One always strives to collect high quality 2D NMR data in a short period of time. This is particularly important for samples of limited stability or perhaps for monitoring chemical reactions. High magnetic fields and cryogenically cooled NMR probes have allowed for a higher signal-to-noise-ratio for a given quantity of sample, thereby reducing data collection time as a fewer number of scans are required. Gradient enhanced 2D NMR data collection gained widespread use in the 1990s. This represented a tremendous time saving as multi-step phase cycles required for coherence selection could be reduced or eliminated as they were replaced by pulsed field gradients. Some pulse sequences which required 16 scans per increment to accommodate the necessary phase cycle could be run with a single scan for every increment with the use of pulsed field gradients, thus reducing the data collection time by a factor of 16. Now, 2D data collection with coherence selection via pulsed field gradients is considered "conventional". More recently, Non-Uniform Sampling (NUS) was introduced. Data collection with this technique samples only a limited number of increments in the t1 domain. The unsampled increments are calculated based on the sampled increments prior to Fourier transformation. The data collection time is reduced in accordance with the number of increments not sampled. Recently, Kupce and Claridge1,2 have developed a technique where multiple 2D methods are concatenated in a single super pulse sequence employing a single relaxation delay. They have called the technique NOAH (NMR by Ordered Acquisition using 1H detection) The time saving of the NOAH technique compared to individually collected 2D spectra results from waiting a single relaxation delay for all experiments rather than a single relaxation delay for each separately acquired spectrum. The data for each spectrum is acquired in separate memory blocks which are separated after data collection allowing the data for each 2D method to be processed individually. Very recently, both NUS and NOAH have been used together to further reduce data collection times3. A comparison of the time saving is shown in the figure below for a sample of sucrose in DMSO-d6 collected on a Bruker AVANCE III HD 600 NMR spectrometer equipped with a cryoprobe.
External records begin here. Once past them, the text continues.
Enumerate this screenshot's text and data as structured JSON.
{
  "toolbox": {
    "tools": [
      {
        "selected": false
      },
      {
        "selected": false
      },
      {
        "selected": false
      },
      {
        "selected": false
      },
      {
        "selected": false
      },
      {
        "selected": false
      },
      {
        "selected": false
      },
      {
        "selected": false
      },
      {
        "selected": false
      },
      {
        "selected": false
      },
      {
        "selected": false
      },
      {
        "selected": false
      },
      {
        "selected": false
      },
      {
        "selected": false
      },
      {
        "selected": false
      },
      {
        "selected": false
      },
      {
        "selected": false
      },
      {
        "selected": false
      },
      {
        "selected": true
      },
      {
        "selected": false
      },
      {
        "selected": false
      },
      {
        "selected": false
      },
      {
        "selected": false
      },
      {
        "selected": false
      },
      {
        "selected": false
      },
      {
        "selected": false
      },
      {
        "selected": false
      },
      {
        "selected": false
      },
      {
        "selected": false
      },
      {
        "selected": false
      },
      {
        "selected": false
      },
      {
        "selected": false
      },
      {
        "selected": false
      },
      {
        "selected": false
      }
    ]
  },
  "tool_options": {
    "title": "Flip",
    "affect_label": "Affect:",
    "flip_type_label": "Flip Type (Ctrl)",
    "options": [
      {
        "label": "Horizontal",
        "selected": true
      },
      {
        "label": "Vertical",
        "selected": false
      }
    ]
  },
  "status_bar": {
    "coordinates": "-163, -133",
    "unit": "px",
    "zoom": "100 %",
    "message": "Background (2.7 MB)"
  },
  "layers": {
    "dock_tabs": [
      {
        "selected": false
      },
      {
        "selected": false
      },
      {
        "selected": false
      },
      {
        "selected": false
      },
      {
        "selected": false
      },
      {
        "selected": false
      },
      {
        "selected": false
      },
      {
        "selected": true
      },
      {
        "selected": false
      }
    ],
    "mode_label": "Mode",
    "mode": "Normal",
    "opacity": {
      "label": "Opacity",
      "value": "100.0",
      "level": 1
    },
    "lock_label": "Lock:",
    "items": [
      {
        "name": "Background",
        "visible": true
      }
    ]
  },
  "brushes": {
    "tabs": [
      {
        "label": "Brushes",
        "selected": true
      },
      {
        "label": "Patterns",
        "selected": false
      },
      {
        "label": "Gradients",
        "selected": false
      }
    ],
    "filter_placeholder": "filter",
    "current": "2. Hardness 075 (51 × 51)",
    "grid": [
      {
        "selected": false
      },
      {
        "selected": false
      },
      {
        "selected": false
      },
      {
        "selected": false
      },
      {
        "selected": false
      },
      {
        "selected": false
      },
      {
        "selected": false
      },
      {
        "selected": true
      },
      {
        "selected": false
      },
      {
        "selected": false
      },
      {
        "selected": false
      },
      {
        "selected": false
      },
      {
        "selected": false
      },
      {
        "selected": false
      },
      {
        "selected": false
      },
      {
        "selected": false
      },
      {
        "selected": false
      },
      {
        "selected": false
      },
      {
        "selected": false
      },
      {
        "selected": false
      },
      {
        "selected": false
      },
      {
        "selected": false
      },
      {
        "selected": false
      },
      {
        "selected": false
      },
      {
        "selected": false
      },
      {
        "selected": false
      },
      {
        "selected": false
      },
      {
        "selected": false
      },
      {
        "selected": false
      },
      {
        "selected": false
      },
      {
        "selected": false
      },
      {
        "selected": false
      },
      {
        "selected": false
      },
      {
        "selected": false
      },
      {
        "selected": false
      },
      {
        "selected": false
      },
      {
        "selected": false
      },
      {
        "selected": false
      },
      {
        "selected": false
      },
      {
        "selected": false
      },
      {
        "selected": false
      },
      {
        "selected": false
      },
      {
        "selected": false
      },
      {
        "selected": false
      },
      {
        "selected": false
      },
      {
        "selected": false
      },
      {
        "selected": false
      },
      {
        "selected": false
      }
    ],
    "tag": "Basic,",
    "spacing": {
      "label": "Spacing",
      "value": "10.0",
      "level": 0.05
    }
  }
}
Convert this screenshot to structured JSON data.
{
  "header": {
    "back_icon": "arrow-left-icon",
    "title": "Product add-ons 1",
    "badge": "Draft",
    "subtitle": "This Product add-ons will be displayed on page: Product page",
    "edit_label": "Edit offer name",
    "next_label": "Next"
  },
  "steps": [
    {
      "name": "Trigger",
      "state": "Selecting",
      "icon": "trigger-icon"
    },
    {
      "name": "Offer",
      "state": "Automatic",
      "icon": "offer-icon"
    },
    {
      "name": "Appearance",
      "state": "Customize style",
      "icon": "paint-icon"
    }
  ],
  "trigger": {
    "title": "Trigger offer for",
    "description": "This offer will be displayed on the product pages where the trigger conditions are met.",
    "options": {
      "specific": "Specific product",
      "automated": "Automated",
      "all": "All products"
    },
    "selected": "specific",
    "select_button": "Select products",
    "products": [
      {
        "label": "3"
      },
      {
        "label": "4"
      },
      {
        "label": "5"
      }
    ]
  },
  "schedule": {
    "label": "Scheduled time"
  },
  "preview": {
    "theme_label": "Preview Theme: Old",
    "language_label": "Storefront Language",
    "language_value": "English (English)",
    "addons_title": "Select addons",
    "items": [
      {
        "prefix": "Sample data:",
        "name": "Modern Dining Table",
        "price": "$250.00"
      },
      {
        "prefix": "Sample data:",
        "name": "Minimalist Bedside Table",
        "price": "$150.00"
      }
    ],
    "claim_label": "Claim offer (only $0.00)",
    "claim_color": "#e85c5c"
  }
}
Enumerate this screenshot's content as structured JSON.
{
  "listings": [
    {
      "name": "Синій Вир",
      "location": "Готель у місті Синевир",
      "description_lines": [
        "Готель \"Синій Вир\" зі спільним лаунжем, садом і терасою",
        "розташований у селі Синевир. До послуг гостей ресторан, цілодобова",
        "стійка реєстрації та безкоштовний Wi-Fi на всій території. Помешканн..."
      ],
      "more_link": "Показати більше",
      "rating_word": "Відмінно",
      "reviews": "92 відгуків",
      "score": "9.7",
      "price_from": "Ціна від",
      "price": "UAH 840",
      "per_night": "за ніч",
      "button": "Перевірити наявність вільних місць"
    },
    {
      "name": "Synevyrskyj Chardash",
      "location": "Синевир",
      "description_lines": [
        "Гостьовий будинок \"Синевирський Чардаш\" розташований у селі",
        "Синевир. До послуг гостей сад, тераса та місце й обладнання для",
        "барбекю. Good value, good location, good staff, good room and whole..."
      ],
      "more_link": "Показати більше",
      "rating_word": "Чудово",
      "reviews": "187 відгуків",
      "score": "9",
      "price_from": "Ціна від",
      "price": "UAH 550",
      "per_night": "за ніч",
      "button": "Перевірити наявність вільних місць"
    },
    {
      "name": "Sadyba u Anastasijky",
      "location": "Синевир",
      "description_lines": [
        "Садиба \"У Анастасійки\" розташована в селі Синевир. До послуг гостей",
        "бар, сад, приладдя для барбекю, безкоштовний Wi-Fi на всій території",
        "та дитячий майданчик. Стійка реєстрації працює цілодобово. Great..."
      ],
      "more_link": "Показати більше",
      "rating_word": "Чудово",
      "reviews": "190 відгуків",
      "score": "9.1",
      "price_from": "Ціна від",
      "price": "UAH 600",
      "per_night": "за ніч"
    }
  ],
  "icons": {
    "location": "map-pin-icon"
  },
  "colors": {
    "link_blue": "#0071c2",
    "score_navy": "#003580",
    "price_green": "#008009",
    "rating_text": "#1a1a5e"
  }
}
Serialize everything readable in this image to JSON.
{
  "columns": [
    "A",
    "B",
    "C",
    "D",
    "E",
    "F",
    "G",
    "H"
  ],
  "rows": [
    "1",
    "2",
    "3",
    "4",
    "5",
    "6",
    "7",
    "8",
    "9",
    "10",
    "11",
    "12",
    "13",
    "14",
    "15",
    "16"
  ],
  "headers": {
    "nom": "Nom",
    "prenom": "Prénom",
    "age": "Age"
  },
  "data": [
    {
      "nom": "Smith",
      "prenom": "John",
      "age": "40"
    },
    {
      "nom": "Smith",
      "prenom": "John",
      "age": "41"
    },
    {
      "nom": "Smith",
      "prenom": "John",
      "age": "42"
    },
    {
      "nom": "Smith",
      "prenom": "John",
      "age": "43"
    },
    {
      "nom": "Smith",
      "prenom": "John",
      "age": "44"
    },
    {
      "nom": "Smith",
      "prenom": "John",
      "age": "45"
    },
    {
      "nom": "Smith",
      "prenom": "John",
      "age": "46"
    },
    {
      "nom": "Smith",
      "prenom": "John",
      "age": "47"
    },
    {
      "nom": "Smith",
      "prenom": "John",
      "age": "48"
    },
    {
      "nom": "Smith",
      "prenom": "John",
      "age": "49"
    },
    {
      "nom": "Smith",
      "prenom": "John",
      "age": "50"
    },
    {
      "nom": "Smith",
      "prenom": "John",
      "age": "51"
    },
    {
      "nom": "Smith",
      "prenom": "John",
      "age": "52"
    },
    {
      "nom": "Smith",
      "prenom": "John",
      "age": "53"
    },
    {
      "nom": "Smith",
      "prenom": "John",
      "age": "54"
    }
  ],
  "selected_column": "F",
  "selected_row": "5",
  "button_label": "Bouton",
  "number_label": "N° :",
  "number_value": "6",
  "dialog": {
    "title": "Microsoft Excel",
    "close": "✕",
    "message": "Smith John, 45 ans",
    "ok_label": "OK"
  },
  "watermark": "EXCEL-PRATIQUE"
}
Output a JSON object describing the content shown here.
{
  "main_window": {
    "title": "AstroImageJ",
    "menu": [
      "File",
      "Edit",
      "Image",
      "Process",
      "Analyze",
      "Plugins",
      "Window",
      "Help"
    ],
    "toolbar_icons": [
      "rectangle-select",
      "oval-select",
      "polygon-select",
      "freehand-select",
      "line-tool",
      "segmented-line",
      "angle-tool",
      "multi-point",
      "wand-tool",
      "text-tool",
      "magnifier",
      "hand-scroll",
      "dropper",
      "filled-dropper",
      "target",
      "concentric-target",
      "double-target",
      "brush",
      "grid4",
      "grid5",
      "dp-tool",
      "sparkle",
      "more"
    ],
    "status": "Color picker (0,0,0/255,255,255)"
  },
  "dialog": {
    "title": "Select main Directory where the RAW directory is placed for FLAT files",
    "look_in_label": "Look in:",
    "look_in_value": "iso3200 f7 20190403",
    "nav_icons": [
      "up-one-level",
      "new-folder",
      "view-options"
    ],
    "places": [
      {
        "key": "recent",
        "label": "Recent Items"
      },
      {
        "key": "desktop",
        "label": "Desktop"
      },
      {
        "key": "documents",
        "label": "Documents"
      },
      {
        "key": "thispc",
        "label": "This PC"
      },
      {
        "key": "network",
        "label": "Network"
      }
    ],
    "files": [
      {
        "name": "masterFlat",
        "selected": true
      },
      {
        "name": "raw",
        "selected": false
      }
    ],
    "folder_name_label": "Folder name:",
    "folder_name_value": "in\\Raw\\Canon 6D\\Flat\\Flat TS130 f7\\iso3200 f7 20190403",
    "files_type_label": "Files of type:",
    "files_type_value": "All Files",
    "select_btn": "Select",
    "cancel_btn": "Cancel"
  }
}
edited HSQC and HMBC can be collected in a total time of only 4 minutes and 8 seconds. Other ultra-fast techniques have been developed by others where an entire 2D spectrum is collected in less than one second.
1. Eriks Kupce and Tim D. W. Claridge. Chem. Commun. 54, 7139 (2018).
2. Eriks Kupce and Tim D. W. Claridge. Angew. Chem. Int. Ed., 56, 11779 (2017).
3. Maksim Mayzel, Tim D. W. Claridge and Ēriks Kupce. Bruker User Library (2018).